The news outlet reported that spokesman from the State Department said, “We continue to consult closely with Turkey and all other countries on the scope of U.S. sanctions against Iran, and will pursue any evidence of potentially sanctionable transactions."
Despite U.S. sanctions on countries that provide Iran with capital or precious metals, Turkey has continued to purchase natural gas and oil from Iran. Due to the sanctions, Iran cannot use electronic transfer systems to accept payment. Turkey is buying the fuel with Turkish lira, which Iran is then using to purchase Turkish gold bullion. It is not clear how Iran then transports the gold back to its home turf, but it is believed that it is being routed by courier through Dubai in the United Arab Emirates.
Yesterday, Turkey’s energy minister refuted the notion that the country’s purchase of natural gas is prohibited by U.S. sanctions, indicating that the country will continue the practice.
The sanctions are based on the U.S. governments concerns about Iran’s uranium enrichment programs, which is widely believed to be part of the country’s nuclear armament program.
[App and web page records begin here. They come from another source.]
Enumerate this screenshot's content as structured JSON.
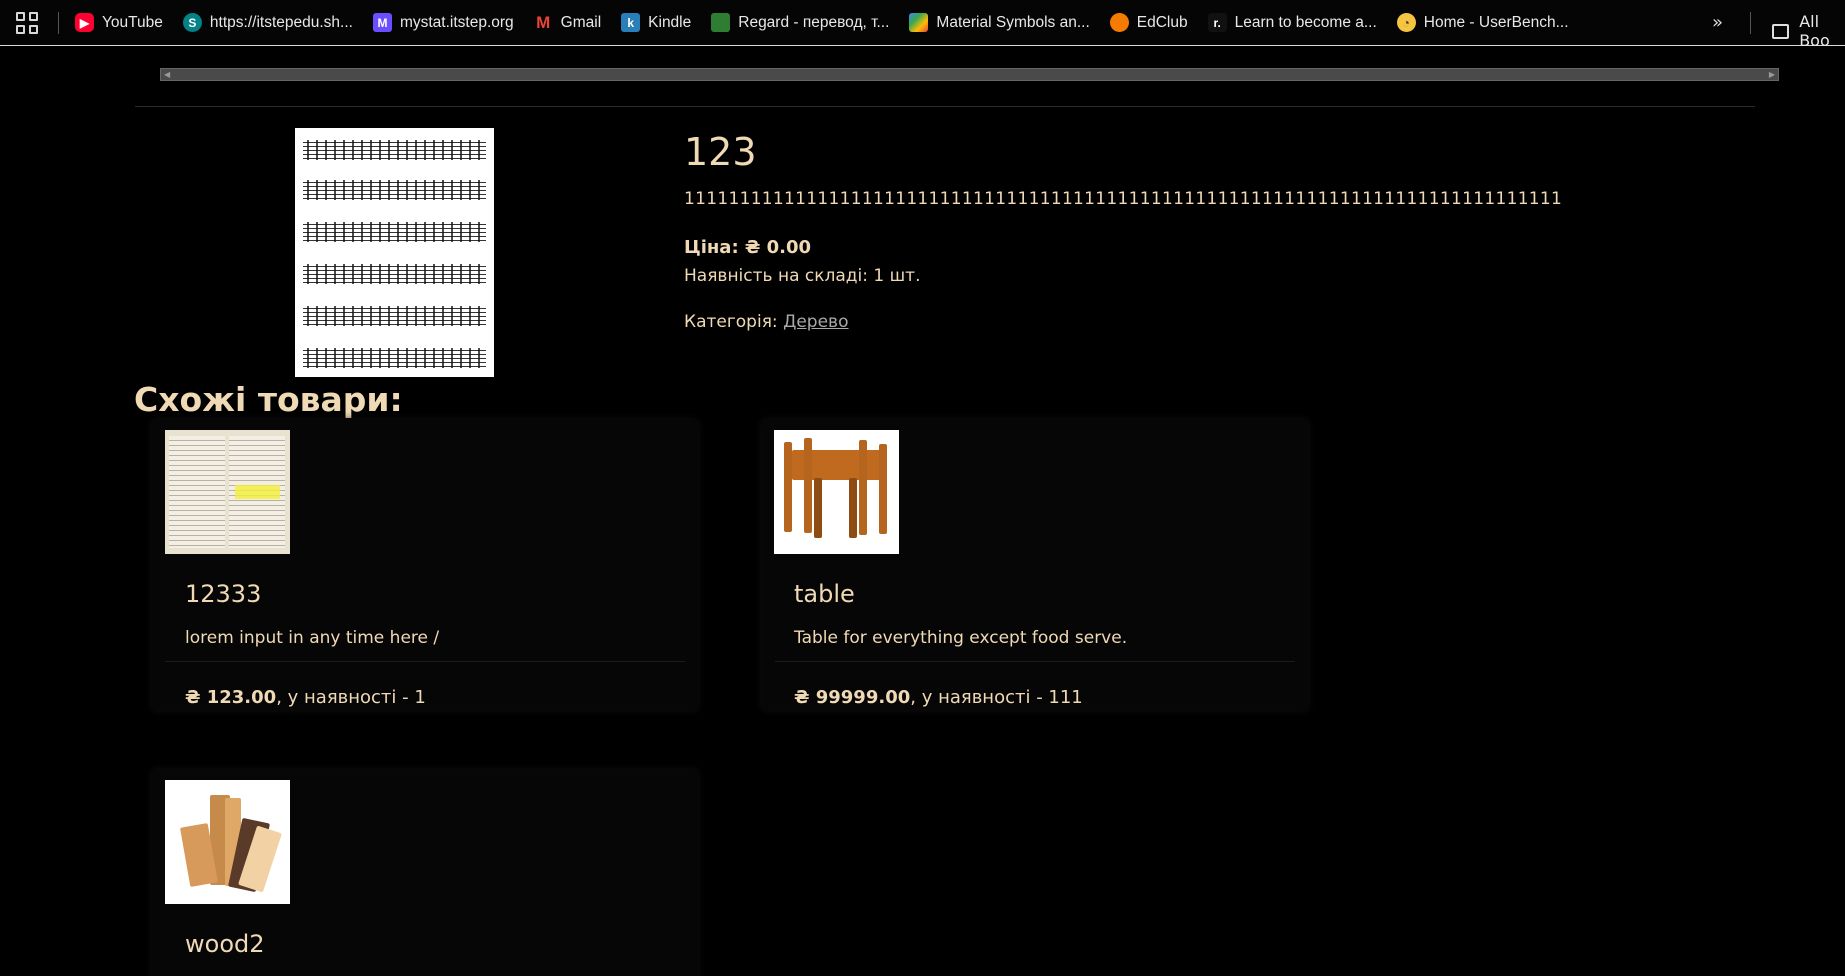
{
  "bookmarks": {
    "items": [
      {
        "label": "YouTube",
        "icon": "youtube-icon",
        "color": "#ff0033"
      },
      {
        "label": "https://itstepedu.sh...",
        "icon": "sharepoint-icon",
        "color": "#038387"
      },
      {
        "label": "mystat.itstep.org",
        "icon": "mystat-icon",
        "color": "#6b4eff"
      },
      {
        "label": "Gmail",
        "icon": "gmail-icon",
        "color": "#ea4335"
      },
      {
        "label": "Kindle",
        "icon": "kindle-icon",
        "color": "#2b7fb8"
      },
      {
        "label": "Regard - перевод, т...",
        "icon": "regard-icon",
        "color": "#2e7d32"
      },
      {
        "label": "Material Symbols an...",
        "icon": "material-icon",
        "color": "#4285f4"
      },
      {
        "label": "EdClub",
        "icon": "edclub-icon",
        "color": "#f57c00"
      },
      {
        "label": "Learn to become a...",
        "icon": "roadmap-icon",
        "color": "#ffffff"
      },
      {
        "label": "Home - UserBench...",
        "icon": "userbench-icon",
        "color": "#f5c542"
      }
    ],
    "more": "»",
    "all_bookmarks": "All Boo"
  },
  "product": {
    "title": "123",
    "description": "1111111111111111111111111111111111111111111111111111111111111111111111111111111",
    "price_label": "Ціна: ₴ 0.00",
    "stock_label": "Наявність на складі: 1 шт.",
    "category_label": "Категорія: ",
    "category_link": "Дерево"
  },
  "similar": {
    "heading": "Схожі товари:",
    "items": [
      {
        "title": "12333",
        "description": "lorem input in any time here /",
        "price": "₴ 123.00",
        "stock": ", у наявності - 1"
      },
      {
        "title": "table",
        "description": "Table for everything except food serve.",
        "price": "₴ 99999.00",
        "stock": ", у наявності - 111"
      },
      {
        "title": "wood2",
        "description": "",
        "price": "",
        "stock": ""
      }
    ]
  },
  "colors": {
    "background": "#000000",
    "text": "#f0d9b5",
    "link": "#aaaaaa"
  }
}
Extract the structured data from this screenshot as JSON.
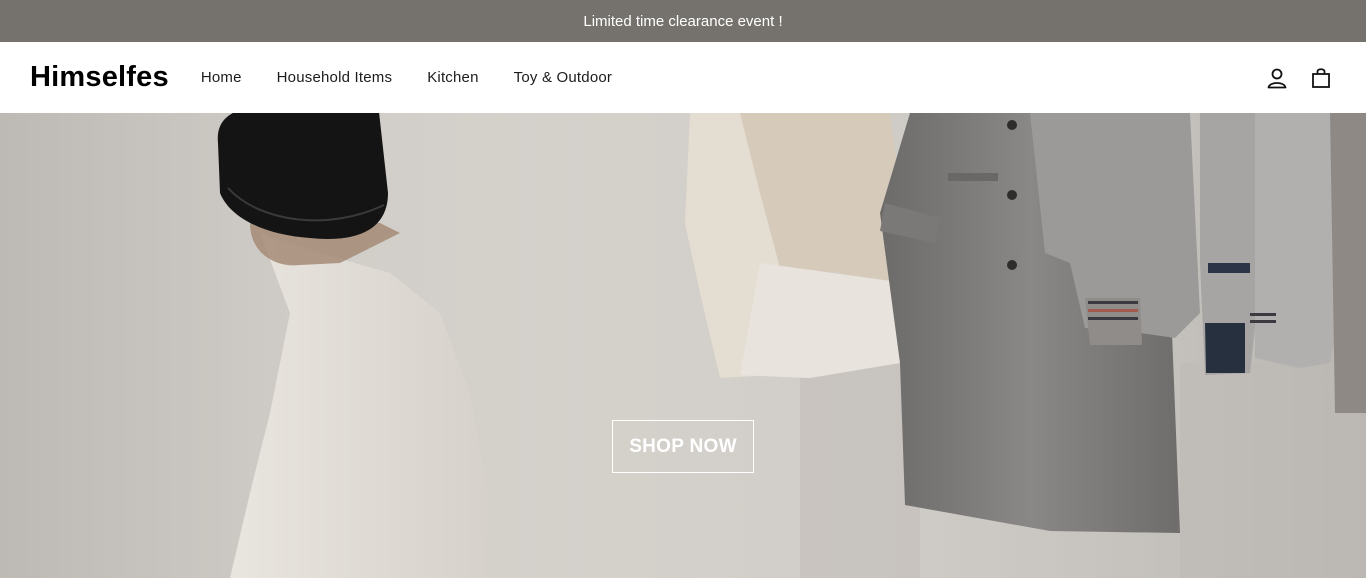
{
  "announcement": {
    "text": "Limited time clearance event !"
  },
  "header": {
    "logo": "Himselfes",
    "nav": [
      {
        "label": "Home"
      },
      {
        "label": "Household Items"
      },
      {
        "label": "Kitchen"
      },
      {
        "label": "Toy & Outdoor"
      }
    ],
    "icons": [
      "account-icon",
      "cart-icon"
    ]
  },
  "hero": {
    "cta_label": "SHOP NOW"
  },
  "colors": {
    "announcement_bg": "#75726d",
    "header_bg": "#ffffff",
    "cta_border": "#ffffff"
  }
}
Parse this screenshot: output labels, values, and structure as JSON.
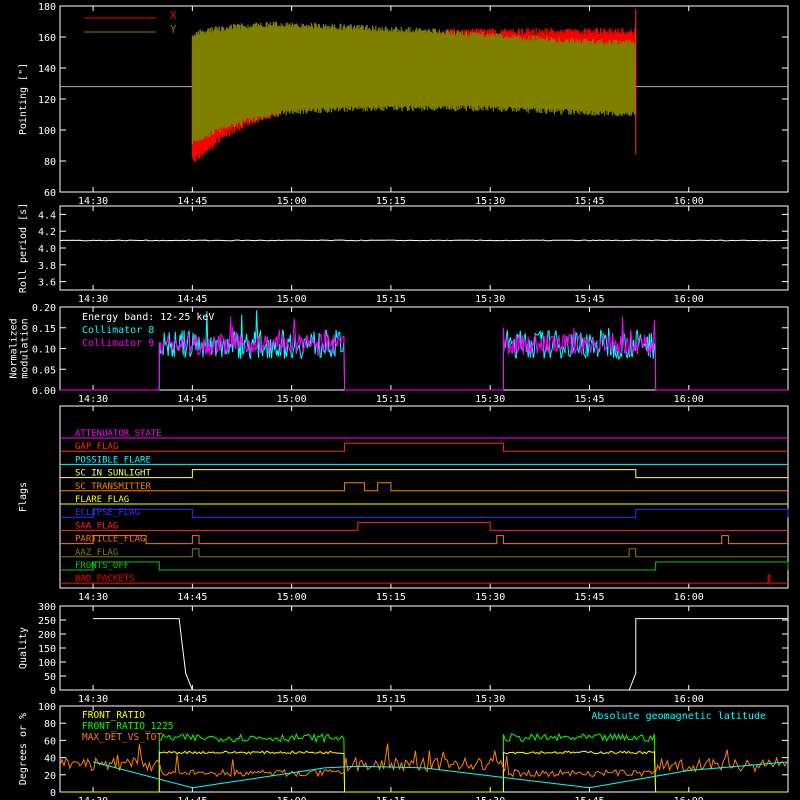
{
  "colors": {
    "background": "#000000",
    "axis": "#ffffff",
    "x": "#ff0000",
    "y": "#808000",
    "cyan": "#00ffff",
    "magenta": "#ff00ff",
    "green": "#00ff00",
    "yellow": "#ffff00",
    "orange": "#ff8000",
    "blue": "#0000ff"
  },
  "time_ticks": [
    "14:30",
    "14:45",
    "15:00",
    "15:15",
    "15:30",
    "15:45",
    "16:00"
  ],
  "chart_data": [
    {
      "id": "pointing",
      "type": "line",
      "ylabel": "Pointing [\"]",
      "ylim": [
        60,
        180
      ],
      "yticks": [
        "60",
        "80",
        "100",
        "120",
        "140",
        "160",
        "180"
      ],
      "series": [
        {
          "name": "X",
          "color": "#ff0000"
        },
        {
          "name": "Y",
          "color": "#808000"
        }
      ],
      "data_window": [
        "14:45",
        "15:52"
      ],
      "x_envelope": {
        "t": [
          "14:45",
          "14:46",
          "14:50",
          "14:55",
          "15:00",
          "15:10",
          "15:20",
          "15:30",
          "15:40",
          "15:52"
        ],
        "upper": [
          150,
          140,
          152,
          158,
          160,
          162,
          165,
          166,
          166,
          166
        ],
        "lower": [
          78,
          80,
          95,
          105,
          112,
          115,
          118,
          119,
          118,
          118
        ]
      },
      "y_envelope": {
        "t": [
          "14:45",
          "14:46",
          "14:50",
          "14:55",
          "15:00",
          "15:10",
          "15:20",
          "15:30",
          "15:40",
          "15:52"
        ],
        "upper": [
          162,
          165,
          168,
          170,
          170,
          168,
          166,
          163,
          160,
          158
        ],
        "lower": [
          90,
          92,
          100,
          106,
          110,
          112,
          112,
          112,
          110,
          108
        ]
      },
      "reference_line": 128
    },
    {
      "id": "roll",
      "type": "line",
      "ylabel": "Roll period [s]",
      "ylim": [
        3.5,
        4.5
      ],
      "yticks": [
        "3.6",
        "3.8",
        "4.0",
        "4.2",
        "4.4"
      ],
      "series": [
        {
          "name": "roll period",
          "color": "#ffffff",
          "value": 4.09
        }
      ]
    },
    {
      "id": "modulation",
      "type": "line",
      "ylabel": "Normalized\nmodulation",
      "ylim": [
        0,
        0.2
      ],
      "yticks": [
        "0.00",
        "0.05",
        "0.10",
        "0.15",
        "0.20"
      ],
      "legend": {
        "title": "Energy band: 12-25 keV",
        "items": [
          {
            "name": "Collimator 8",
            "color": "#00ffff"
          },
          {
            "name": "Collimator 9",
            "color": "#ff00ff"
          }
        ]
      },
      "active_intervals": [
        [
          "14:40",
          "15:08"
        ],
        [
          "15:32",
          "15:55"
        ]
      ],
      "mean": 0.11
    },
    {
      "id": "flags",
      "type": "line",
      "ylabel": "Flags",
      "flags": [
        {
          "name": "ATTENUATOR_STATE",
          "color": "#ff00ff",
          "high": []
        },
        {
          "name": "GAP_FLAG",
          "color": "#ff3300",
          "high": [
            [
              "15:08",
              "15:32"
            ]
          ]
        },
        {
          "name": "POSSIBLE_FLARE",
          "color": "#00ffff",
          "high": []
        },
        {
          "name": "SC_IN_SUNLIGHT",
          "color": "#ffff66",
          "high": [
            [
              "14:45",
              "15:52"
            ]
          ]
        },
        {
          "name": "SC_TRANSMITTER",
          "color": "#ff8000",
          "high": [
            [
              "15:08",
              "15:11"
            ],
            [
              "15:13",
              "15:15"
            ]
          ]
        },
        {
          "name": "FLARE_FLAG",
          "color": "#ffff00",
          "high": []
        },
        {
          "name": "ECLIPSE_FLAG",
          "color": "#3333ff",
          "high": [
            [
              "14:30",
              "14:45"
            ],
            [
              "15:52",
              "16:15"
            ]
          ]
        },
        {
          "name": "SAA_FLAG",
          "color": "#ff2020",
          "high": [
            [
              "15:10",
              "15:30"
            ]
          ]
        },
        {
          "name": "PARTICLE_FLAG",
          "color": "#ff7700",
          "high": [
            [
              "14:30",
              "14:38"
            ],
            [
              "14:45",
              "14:46"
            ],
            [
              "15:31",
              "15:32"
            ],
            [
              "16:05",
              "16:06"
            ]
          ]
        },
        {
          "name": "AAZ_FLAG",
          "color": "#808000",
          "high": [
            [
              "14:45",
              "14:46"
            ],
            [
              "15:51",
              "15:52"
            ]
          ]
        },
        {
          "name": "FRONTS_OFF",
          "color": "#00cc00",
          "high": [
            [
              "14:30",
              "14:40"
            ],
            [
              "15:55",
              "16:15"
            ]
          ]
        },
        {
          "name": "BAD_PACKETS",
          "color": "#ff0000",
          "high": [
            [
              "16:12",
              "16:12"
            ]
          ]
        }
      ]
    },
    {
      "id": "quality",
      "type": "line",
      "ylabel": "Quality",
      "ylim": [
        0,
        300
      ],
      "yticks": [
        "0",
        "50",
        "100",
        "150",
        "200",
        "250",
        "300"
      ],
      "series": [
        {
          "name": "quality",
          "color": "#ffffff",
          "points": [
            [
              "14:30",
              255
            ],
            [
              "14:43",
              255
            ],
            [
              "14:44",
              60
            ],
            [
              "14:45",
              0
            ],
            [
              "15:51",
              0
            ],
            [
              "15:52",
              60
            ],
            [
              "15:52",
              255
            ],
            [
              "16:15",
              255
            ]
          ]
        }
      ]
    },
    {
      "id": "ratios",
      "type": "line",
      "ylabel": "Degrees or %",
      "ylim": [
        0,
        100
      ],
      "yticks": [
        "0",
        "20",
        "40",
        "60",
        "80",
        "100"
      ],
      "series": [
        {
          "name": "FRONT_RATIO",
          "color": "#ffff00"
        },
        {
          "name": "FRONT_RATIO_1225",
          "color": "#00ff00"
        },
        {
          "name": "MAX_DET_VS_TOT",
          "color": "#ff8000"
        },
        {
          "name": "Absolute geomagnetic latitude",
          "color": "#00ffff"
        }
      ],
      "front_ratio": {
        "active": [
          [
            "14:40",
            "15:08"
          ],
          [
            "15:32",
            "15:55"
          ]
        ],
        "value": 46
      },
      "front_ratio_1225": {
        "active": [
          [
            "14:40",
            "15:08"
          ],
          [
            "15:32",
            "15:55"
          ]
        ],
        "value": 63
      },
      "max_det_vs_tot": {
        "value": 22,
        "off_value": 32
      },
      "geomag_lat": {
        "points": [
          [
            "14:30",
            35
          ],
          [
            "14:45",
            5
          ],
          [
            "15:05",
            28
          ],
          [
            "15:10",
            30
          ],
          [
            "15:20",
            28
          ],
          [
            "15:45",
            5
          ],
          [
            "16:00",
            25
          ],
          [
            "16:15",
            35
          ]
        ]
      }
    }
  ]
}
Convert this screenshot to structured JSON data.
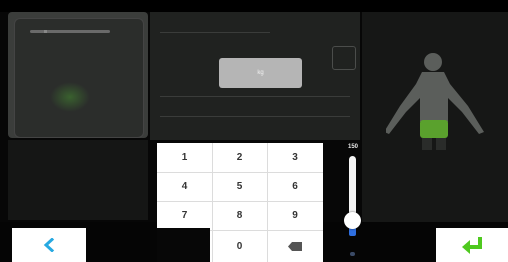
{
  "weight_display": {
    "unit_label": "kg"
  },
  "keypad": {
    "keys": [
      "1",
      "2",
      "3",
      "4",
      "5",
      "6",
      "7",
      "8",
      "9",
      "0"
    ],
    "backspace_icon": "backspace-icon"
  },
  "slider": {
    "max_label": "150",
    "level": 0.2
  },
  "navigation": {
    "back_icon": "chevron-left-icon",
    "confirm_icon": "enter-arrow-icon"
  },
  "colors": {
    "accent_blue": "#2f6fe0",
    "accent_green": "#4fc91f",
    "back_icon_color": "#27a9e1",
    "body_highlight": "#5aa12d"
  }
}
Officials in Iran continue to deny this program exists, despite extensive evidence and rhetoric.
In an effort to further stem the country’s trade, the U.S. Senate passed a measure last Friday that is intended to slow the movement of gold from Turkey into Iran, and further frustrate Tehran’s nuclear program. If passed into law, this would be the third round of sanctions against the country within a year.
The new measures are targeted at Iran’s energy, shipping and shipbuilding sectors, which are already under duress from U.S. sanctions. The new legislation goes further, restricting trade with Iran in precious metals, graphite, aluminum and steel, metallurgical coal and software for integrating industrial processes. Of course, precious metals include gold, silver, and platinum, among many others.
Reuters reports that Turkey is Iran’s largest gas customer.